I think one can tell that once I was well into the book I began to relax and enjoy it all. I found I loved reading of the so many tales, the gossip and rumours about folks of Four Winds Harbour. I wondered what it would be like to live in the small town my parents have retired to. Exactly like Four Winds, no doubt! It's a place where one gets to hear what's happening in every single family. It's deliciously scandolour to go home and hear all the 'gossip'. This is the sort of book one should really enjoy for its everyday-ness, it's little stories that make up the lives of ordinary people in an ordinary society.
I am so eager to delve into the last two books of the series. Having got to know Jem, Walter, Di, Nan and Rilla in Anne of Ingleside, I am looking forward to adventuring with them through Rainbow Valley, and then re-acquainting myself with an older Rilla and Walter and Kenneth Ford in Rilla of Ingleside. This last book was my first of this series, and as I remember it, perhaps to remain my favourite. I hope.
What classic has most surprised you so far, and why?
I believe it has to be Three Men in a Boat.
Mom had this book in her shelf for years and years and I never bothered to pick it up because…well…three men in a boat doesn't really sound like much fun. For one thing, I know nothing of boats. For another, a story about three men confined in one space? How boring!….or so, I had thought until I finally picked up this book.
I cannot tell you what prompted me to read it finally. I hadn't a clue what it was about, save for what the title said…and that it was humorous — though I was quite skeptical about that. (I had conveniently forgotten having read essays by Jerome K Jerome and finding them hilarious.)
However, having once picked it up I found myself laughing so much (more than I have done over a book in a very very long time!), nodding in agreement with much of J K Jerome's little snippets of life-sayings, and being quite blown away by how wonderfully, and beauteously poetical Jerome was prone to get. I was also quite startled to find that it was actually a creative travelogue of a journey down (or was it up?) the River Thames. Had I known this, again, I might never have touched this book. But having learnt of it only on the reading, I was really glad of it, and it has actually inspired me to pick up and read other creative travelogues! My first book in 2013 was Around India in 80 Trains, and I am hoping to read some William Dalrymple in the near future, plus I have also been inspired to give Around the World in 80 Days a go.
So, there you have it! In a nutshell — Three Men in a Boat which turned out to be a fun romp down the R. Thames and inspired me to start reading other creative travelogues.
Have any of you read Three Men in a Boat?
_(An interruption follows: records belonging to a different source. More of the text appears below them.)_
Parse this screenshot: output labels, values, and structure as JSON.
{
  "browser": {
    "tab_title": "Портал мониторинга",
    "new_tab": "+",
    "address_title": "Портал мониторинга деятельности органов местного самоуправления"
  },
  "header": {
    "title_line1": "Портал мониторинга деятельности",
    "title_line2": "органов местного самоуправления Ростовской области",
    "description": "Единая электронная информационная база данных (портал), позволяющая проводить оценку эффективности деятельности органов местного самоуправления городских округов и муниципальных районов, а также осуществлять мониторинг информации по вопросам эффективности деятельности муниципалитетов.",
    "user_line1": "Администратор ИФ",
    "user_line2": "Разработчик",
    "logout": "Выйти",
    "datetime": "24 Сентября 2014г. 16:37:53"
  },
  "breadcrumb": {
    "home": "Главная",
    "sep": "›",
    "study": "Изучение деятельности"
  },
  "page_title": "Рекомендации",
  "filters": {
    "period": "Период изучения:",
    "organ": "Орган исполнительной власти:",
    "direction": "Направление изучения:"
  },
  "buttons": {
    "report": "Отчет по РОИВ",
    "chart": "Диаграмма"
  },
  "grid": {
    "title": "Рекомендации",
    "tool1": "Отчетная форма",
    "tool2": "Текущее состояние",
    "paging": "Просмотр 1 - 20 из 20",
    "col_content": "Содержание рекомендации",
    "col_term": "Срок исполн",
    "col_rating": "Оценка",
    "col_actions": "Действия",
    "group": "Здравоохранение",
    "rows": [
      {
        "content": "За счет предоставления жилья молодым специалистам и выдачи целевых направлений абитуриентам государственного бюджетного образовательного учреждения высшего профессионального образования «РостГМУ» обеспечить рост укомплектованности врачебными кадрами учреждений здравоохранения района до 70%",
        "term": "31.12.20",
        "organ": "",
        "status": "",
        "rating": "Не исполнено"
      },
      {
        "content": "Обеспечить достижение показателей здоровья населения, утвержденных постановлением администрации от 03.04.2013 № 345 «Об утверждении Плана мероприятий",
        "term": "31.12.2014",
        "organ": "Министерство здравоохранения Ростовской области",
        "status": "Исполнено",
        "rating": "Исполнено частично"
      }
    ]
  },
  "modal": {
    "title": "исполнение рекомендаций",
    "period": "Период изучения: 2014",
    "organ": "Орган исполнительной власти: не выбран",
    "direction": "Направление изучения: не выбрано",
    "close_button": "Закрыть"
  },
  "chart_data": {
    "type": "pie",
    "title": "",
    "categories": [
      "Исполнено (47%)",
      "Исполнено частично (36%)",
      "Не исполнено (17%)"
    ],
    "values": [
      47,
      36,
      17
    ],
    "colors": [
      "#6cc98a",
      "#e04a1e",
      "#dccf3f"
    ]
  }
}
What did you think of it? Do you read travelogues? What's your take on this non-fiction genre?